With the latest government crackdown on opposition leaders in Zimbabwe, it’s unclear what the long term consequences might be. Will it weaken the government’s hand or strengthen the opposition?
Among those following developments in Zimbabwe is Chris Moroleng, a researcher with the Institute for Security Studies in South Africa. From Pretoria, he spoke to VOA English to Africa Service reporter Joe De Capua about the government crackdown on the opposition.
“I think the most startling aspect of this current crackdown is the fact that it’s been so violent and targeted at the top leadership of both the opposition MDC (party) and members of civil society. And the extreme use of violence I suppose is a clear indication of the paranoia and the fear that is present in the minds and the hearts of the regime in Zimbabwe,” he says.
An editorial in the US newspaper, the Los Angeles Times, says this about opposition leader Morgan Tsvangirai: “…he stands a chance of becoming for Zimbabwe what nelson Mandela was for South Africa – especially if his country’s ruling regime persists in its self-destructive attempts to crush him.”
Asked whether he agrees with that assessment, Moroleng says, “Well, yes and no. In the first instance I would say that Morgan Tsvangirai has been a very brave man to stand up to the autocratic regime represented here by ZANU-PF in Zimbabwe. And in this instance I would also argue that there have been deficiencies in the MDC in the sense that Morgan Tsvangirai at certain times has acted in a very autocratic manner; and has really assisted to split the opposition, which is currently in two factions. However, I think that the mistake that the government in Zimbabwe is doing right now is to highlight the situation by cracking down on the opposition. It’s also increasing the profile of the president of the MDC, Morgan Tsvangirai, by carrying out such a brutal attack on him and others.”
Moroleng says the government could unwittingly be creating “a martyr” in Tsvangirai, which could help unite the opposition that is currently “very fragmented.”
The analyst says that President Mugabe probably views the opposition as weak and feels no pressure to step down. “But also more importantly,” says Moroleng, “is that President Robert Mugabe in my opinion seems to be motivated by the maintenance and continued dominance of the political space in Zimbabwe. He’s a man of absolute power.”
Nevertheless, Moroleng says there is a solution to Zimbabwe’s political crisis. “I believe it’s within ZANU-PF itself. I think the greatest opportunity at this stage for change in Zimbabwe comes from within this party.
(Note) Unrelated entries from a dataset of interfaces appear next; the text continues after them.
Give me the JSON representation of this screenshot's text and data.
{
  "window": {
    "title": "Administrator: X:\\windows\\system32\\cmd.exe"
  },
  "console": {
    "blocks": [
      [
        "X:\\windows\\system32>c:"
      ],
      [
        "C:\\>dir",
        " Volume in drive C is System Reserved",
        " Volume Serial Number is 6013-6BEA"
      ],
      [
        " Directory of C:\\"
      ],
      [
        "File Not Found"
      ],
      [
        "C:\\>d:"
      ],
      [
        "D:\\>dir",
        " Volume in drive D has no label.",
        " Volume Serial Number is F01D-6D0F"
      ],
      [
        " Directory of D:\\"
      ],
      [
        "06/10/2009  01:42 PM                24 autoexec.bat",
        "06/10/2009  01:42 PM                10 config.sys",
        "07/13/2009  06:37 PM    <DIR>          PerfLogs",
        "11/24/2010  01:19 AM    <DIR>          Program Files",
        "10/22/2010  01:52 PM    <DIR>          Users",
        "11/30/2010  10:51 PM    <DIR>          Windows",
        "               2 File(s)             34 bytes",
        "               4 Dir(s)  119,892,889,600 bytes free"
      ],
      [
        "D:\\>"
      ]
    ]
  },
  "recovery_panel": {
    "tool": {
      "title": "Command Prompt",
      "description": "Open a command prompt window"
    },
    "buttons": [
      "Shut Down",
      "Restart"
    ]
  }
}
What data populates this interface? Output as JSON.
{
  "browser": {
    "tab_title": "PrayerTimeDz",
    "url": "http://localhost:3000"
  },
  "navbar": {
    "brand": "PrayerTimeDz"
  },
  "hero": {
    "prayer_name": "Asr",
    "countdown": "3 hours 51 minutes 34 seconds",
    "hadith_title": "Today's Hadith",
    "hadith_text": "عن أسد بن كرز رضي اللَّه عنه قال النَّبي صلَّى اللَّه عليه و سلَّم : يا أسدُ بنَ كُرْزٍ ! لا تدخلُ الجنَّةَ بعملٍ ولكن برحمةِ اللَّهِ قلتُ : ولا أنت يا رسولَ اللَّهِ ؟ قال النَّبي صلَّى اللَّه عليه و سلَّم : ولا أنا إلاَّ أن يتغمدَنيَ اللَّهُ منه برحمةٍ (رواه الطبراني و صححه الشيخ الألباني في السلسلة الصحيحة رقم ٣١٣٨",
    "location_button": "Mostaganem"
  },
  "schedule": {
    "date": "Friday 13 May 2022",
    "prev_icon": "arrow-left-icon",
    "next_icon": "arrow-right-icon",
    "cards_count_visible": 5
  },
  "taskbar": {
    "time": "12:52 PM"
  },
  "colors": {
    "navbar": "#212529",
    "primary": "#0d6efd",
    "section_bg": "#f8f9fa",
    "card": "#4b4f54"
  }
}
And indeed it would come from change agents…who would begin a reconstitution of this regime towards one that is more open democracy. One that will prepare for free and fair elections….as sentiment in his party is increasingly growing, that he is the greatest liability to their continued dominance of the political space in Zimbabwe,” he says. (English to Africa 3/14)